Turning your room over to prepare for the next patient can feel somewhat like a pit crew experience. However, this procedure is crucial for the safety of everyone entering the operatory. After dismissing the patient, returning to the operatory must be seen as a field of numerous pathogens waiting to infect anyone in their path. Cleaning and disinfecting should be considered as important as sterilizing instruments and wearing Personal Protective Equipment (PPE).
Most offices use disposable barriers for surfaces such as light handles, air/water syringes, suction apparatus, headrest/chair, and computer mouse/keyboard. These barriers are simple to remove and replace, but what about all the other contaminated surfaces? When it comes to a surface disinfectant, look for these characteristics.
- Tuberculocidal- not only will this level of disinfectant kill TB, but it will also be effective against a wide range of pathogens such as HIV and HBV.
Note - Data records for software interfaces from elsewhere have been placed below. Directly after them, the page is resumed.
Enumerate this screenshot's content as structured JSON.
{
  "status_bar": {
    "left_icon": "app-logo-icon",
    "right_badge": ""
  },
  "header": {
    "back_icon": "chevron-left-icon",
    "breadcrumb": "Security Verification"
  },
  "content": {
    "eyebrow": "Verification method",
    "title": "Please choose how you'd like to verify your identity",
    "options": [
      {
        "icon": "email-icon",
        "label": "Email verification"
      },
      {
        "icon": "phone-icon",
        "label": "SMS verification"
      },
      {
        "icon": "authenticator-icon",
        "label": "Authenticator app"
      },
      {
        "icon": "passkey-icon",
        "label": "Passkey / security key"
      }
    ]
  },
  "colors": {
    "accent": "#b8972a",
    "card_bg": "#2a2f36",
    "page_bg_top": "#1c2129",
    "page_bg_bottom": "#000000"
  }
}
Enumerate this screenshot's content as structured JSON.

- Cleaner and Disinfectant- The same product should serve as a cleaner and disinfectant. A surface must be cleaned first, or it can’t be disinfected properly
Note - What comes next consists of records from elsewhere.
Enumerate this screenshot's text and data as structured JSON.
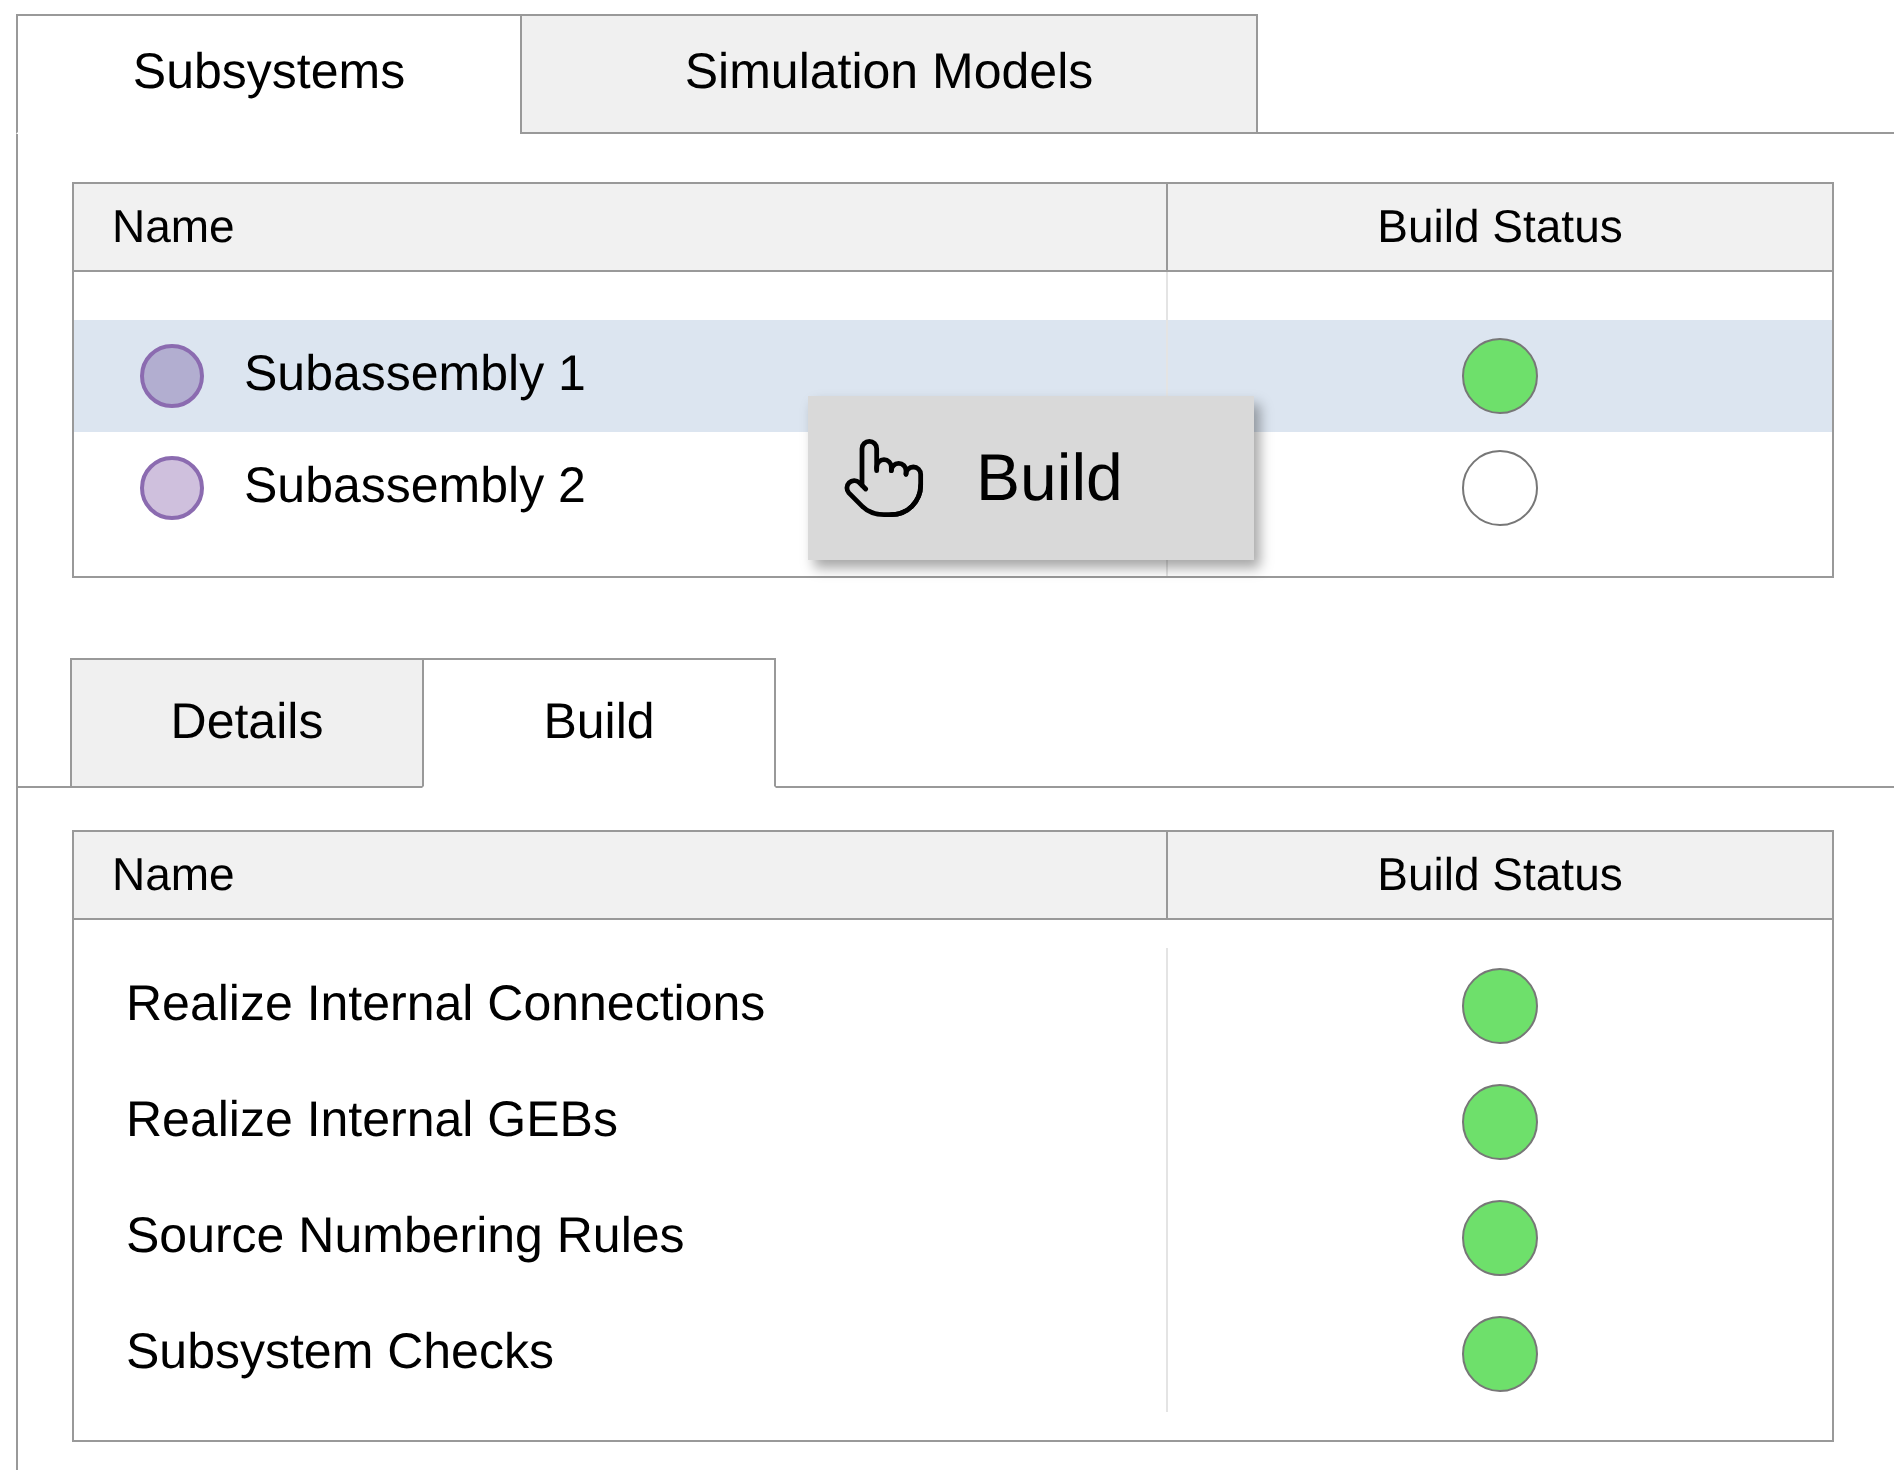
{
  "top_tabs": [
    {
      "label": "Subsystems",
      "selected": true
    },
    {
      "label": "Simulation Models",
      "selected": false
    }
  ],
  "subsystems_table": {
    "columns": [
      "Name",
      "Build Status"
    ],
    "rows": [
      {
        "name": "Subassembly 1",
        "selected": true,
        "built": true
      },
      {
        "name": "Subassembly 2",
        "selected": false,
        "built": false
      }
    ]
  },
  "context_menu": {
    "items": [
      {
        "label": "Build"
      }
    ]
  },
  "bottom_tabs": [
    {
      "label": "Details",
      "selected": false
    },
    {
      "label": "Build",
      "selected": true
    }
  ],
  "build_table": {
    "columns": [
      "Name",
      "Build Status"
    ],
    "rows": [
      {
        "name": "Realize Internal Connections",
        "built": true
      },
      {
        "name": "Realize Internal GEBs",
        "built": true
      },
      {
        "name": "Source Numbering Rules",
        "built": true
      },
      {
        "name": "Subsystem Checks",
        "built": true
      }
    ]
  }
}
- Must possess rapid contact (kill) time
- Excellent surface compatibility- must be compatible with multiple surfaces while not discoloring, staining, corroding, or producing other damage
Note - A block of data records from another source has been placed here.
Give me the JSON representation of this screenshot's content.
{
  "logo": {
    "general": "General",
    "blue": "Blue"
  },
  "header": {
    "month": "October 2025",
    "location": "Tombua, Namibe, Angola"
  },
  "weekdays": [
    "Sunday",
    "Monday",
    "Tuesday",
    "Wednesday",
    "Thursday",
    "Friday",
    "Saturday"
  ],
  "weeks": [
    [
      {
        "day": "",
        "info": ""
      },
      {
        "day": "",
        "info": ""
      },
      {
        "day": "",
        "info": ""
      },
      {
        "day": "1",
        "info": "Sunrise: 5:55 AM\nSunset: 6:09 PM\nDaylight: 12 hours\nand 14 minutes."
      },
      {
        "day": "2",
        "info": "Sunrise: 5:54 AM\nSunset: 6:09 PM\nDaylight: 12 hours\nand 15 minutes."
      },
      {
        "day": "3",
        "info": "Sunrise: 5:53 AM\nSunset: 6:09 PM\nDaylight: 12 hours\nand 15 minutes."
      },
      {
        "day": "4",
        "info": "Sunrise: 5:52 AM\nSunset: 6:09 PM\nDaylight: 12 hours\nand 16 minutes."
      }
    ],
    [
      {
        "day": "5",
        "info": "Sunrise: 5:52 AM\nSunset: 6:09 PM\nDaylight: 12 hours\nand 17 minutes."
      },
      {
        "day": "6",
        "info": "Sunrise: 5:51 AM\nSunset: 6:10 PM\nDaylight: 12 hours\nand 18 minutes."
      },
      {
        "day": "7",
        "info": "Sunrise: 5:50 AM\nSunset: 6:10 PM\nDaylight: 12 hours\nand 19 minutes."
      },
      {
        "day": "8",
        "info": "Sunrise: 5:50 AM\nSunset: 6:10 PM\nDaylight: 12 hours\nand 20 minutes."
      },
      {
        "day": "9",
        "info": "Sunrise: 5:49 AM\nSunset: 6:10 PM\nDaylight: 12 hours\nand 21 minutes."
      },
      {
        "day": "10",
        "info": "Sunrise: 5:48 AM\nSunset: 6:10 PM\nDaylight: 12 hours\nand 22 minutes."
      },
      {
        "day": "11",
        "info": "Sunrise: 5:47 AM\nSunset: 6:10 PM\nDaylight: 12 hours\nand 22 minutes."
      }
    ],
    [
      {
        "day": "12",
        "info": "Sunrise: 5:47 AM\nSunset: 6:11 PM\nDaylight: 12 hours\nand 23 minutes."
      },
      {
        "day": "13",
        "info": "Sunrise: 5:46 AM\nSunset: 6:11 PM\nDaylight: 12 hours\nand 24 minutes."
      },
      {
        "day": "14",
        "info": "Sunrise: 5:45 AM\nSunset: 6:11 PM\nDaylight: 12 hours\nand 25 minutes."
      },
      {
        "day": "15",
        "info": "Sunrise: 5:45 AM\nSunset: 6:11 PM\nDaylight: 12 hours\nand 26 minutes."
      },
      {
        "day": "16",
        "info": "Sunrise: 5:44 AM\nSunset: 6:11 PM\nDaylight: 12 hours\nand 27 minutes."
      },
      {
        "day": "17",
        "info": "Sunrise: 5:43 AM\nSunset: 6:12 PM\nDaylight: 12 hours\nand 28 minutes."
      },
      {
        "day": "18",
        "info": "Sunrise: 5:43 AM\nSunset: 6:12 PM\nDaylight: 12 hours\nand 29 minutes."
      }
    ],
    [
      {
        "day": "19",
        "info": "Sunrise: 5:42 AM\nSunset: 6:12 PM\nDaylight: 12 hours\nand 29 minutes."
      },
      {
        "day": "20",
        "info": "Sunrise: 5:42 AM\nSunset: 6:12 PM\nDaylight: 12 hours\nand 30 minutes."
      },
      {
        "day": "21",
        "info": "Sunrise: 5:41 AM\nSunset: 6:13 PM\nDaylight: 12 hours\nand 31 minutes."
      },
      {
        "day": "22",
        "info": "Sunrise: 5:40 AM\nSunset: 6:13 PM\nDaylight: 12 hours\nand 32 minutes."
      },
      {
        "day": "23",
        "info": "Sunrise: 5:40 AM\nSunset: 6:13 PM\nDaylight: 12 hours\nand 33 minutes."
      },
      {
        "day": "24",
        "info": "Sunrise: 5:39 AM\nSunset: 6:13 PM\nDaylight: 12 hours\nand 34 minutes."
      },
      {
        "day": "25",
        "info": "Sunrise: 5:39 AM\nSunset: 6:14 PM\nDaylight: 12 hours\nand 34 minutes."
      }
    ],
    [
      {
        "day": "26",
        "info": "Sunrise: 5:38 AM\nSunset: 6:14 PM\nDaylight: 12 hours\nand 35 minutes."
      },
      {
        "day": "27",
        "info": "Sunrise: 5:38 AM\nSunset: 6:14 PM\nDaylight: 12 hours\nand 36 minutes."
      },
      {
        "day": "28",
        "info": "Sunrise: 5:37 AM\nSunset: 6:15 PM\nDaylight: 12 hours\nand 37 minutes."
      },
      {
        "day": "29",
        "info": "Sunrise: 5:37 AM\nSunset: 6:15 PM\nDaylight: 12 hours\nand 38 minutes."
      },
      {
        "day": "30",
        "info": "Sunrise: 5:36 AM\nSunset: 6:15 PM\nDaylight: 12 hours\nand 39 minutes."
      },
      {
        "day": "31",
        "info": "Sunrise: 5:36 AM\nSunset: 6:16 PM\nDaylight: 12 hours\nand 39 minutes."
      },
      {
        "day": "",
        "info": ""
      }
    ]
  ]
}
- Must feature low-toxicity and be fragrance-free, and not be likely to cause allergies
- Must not require rinsing or leave a residue. Easy storage and satisfactory shelf-life is also essential
It’s very important to follow the manufacturers directions because failing to do so can cause the active ingredients in the disinfectant to become deactivated. If in doubt, your dental representative can offer suggestions and answer questions.